__Your goal__.
Only a number is wanted here. Tally the lines of the data that contain "media".

__Interface dataset entries__.
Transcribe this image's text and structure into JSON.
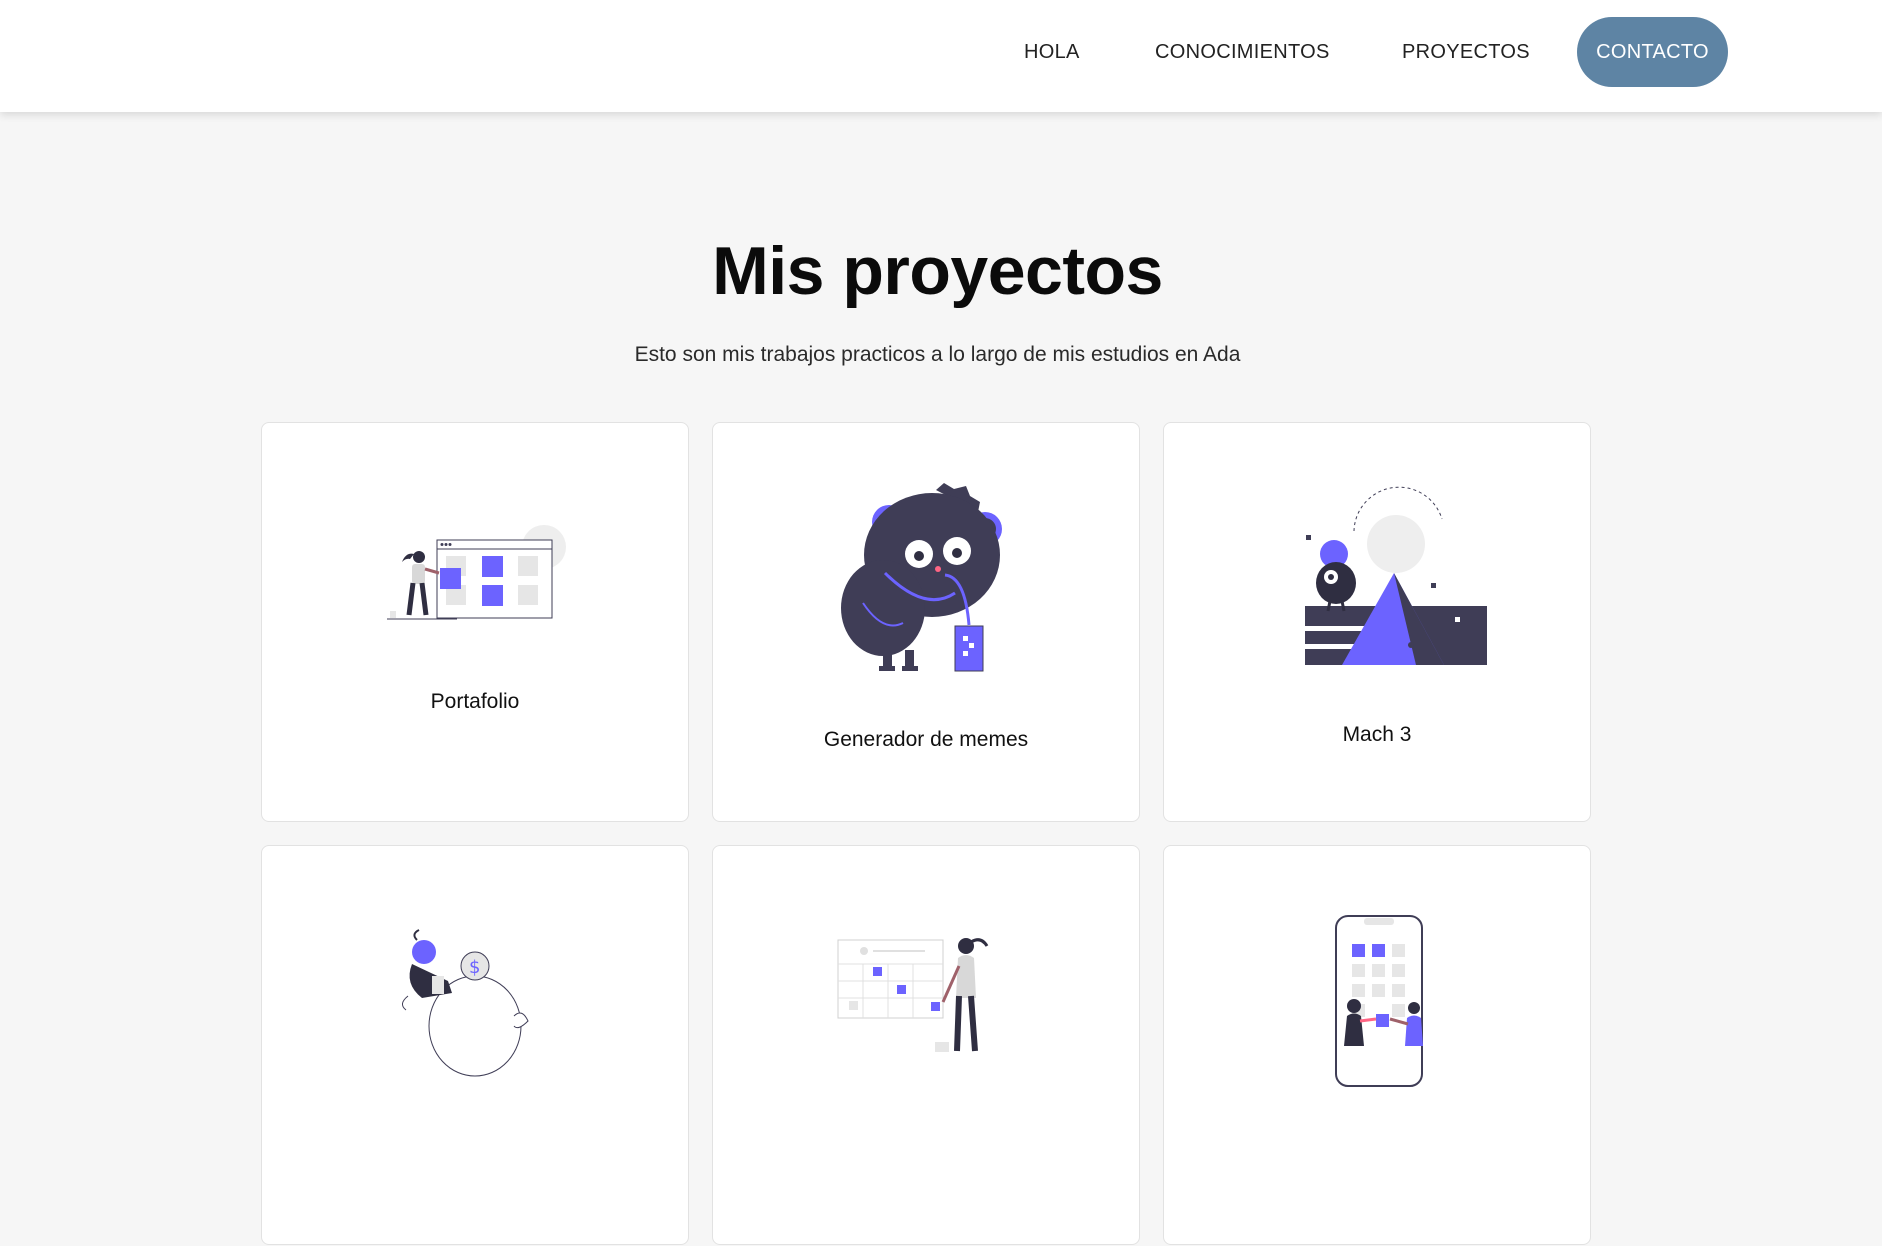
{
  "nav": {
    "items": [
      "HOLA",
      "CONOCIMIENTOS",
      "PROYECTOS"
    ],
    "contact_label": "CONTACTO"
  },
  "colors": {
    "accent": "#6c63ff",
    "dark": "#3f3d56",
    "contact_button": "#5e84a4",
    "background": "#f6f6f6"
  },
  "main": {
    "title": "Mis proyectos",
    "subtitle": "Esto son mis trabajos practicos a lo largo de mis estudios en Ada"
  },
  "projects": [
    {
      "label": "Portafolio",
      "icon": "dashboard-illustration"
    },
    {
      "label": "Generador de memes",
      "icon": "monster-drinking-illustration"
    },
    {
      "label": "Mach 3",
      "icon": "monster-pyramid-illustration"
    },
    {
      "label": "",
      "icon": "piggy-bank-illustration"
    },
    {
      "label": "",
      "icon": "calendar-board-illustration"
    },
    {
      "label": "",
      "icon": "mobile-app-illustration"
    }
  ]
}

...

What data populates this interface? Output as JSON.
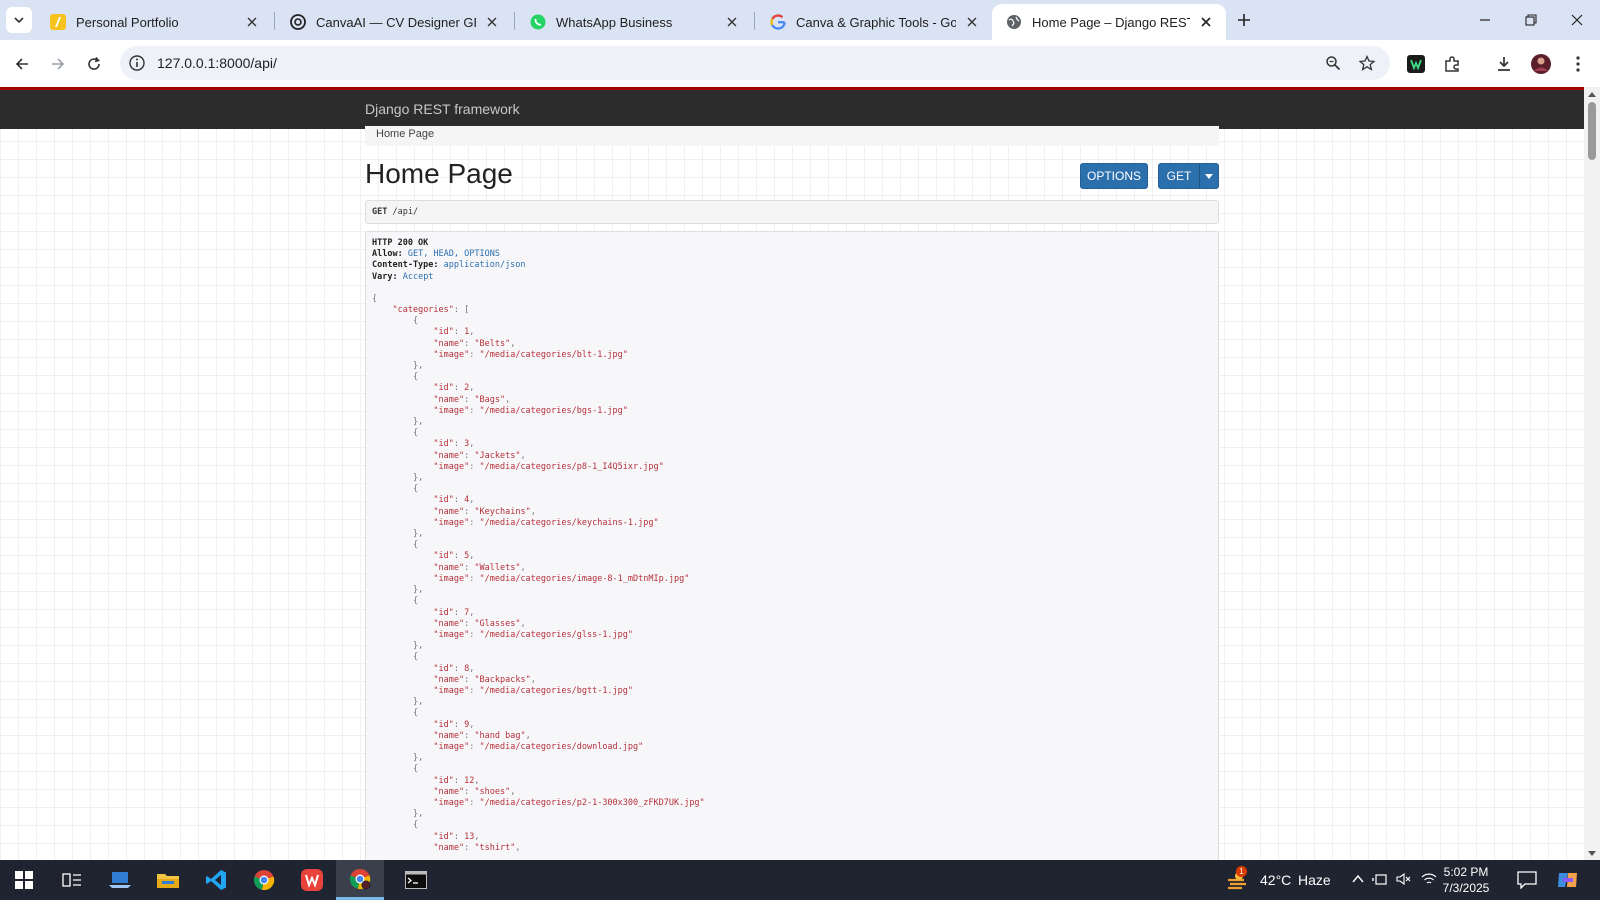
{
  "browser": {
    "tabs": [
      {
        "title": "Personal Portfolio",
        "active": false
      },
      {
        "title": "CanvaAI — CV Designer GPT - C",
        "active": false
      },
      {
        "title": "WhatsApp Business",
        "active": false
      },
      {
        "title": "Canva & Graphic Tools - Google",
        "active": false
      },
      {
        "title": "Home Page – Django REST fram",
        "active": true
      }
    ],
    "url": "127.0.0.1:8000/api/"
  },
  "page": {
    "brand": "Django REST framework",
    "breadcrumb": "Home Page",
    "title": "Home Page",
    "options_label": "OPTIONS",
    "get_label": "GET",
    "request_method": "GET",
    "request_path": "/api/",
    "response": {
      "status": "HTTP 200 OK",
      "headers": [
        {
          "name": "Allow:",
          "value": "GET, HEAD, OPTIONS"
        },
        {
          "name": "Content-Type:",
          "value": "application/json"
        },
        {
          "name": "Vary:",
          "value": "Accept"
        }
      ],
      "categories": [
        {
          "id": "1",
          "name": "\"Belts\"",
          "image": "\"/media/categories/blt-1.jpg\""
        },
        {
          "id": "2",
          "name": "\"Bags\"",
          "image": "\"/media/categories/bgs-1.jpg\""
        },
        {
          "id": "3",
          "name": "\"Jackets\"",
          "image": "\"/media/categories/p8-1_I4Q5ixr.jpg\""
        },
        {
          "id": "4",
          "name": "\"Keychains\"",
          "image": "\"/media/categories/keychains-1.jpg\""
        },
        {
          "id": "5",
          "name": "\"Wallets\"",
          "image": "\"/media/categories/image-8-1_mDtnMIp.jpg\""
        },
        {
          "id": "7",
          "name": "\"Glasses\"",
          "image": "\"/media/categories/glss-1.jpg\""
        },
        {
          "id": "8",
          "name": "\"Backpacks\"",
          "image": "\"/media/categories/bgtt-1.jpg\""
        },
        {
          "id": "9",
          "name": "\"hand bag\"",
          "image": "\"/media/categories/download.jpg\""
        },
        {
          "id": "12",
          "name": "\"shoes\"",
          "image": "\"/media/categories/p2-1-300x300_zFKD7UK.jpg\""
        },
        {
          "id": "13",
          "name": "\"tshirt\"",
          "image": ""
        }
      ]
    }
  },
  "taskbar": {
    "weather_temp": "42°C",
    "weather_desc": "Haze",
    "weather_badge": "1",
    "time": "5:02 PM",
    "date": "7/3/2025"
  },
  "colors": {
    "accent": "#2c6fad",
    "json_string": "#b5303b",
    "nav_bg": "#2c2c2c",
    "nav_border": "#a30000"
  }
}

__Your response__.
9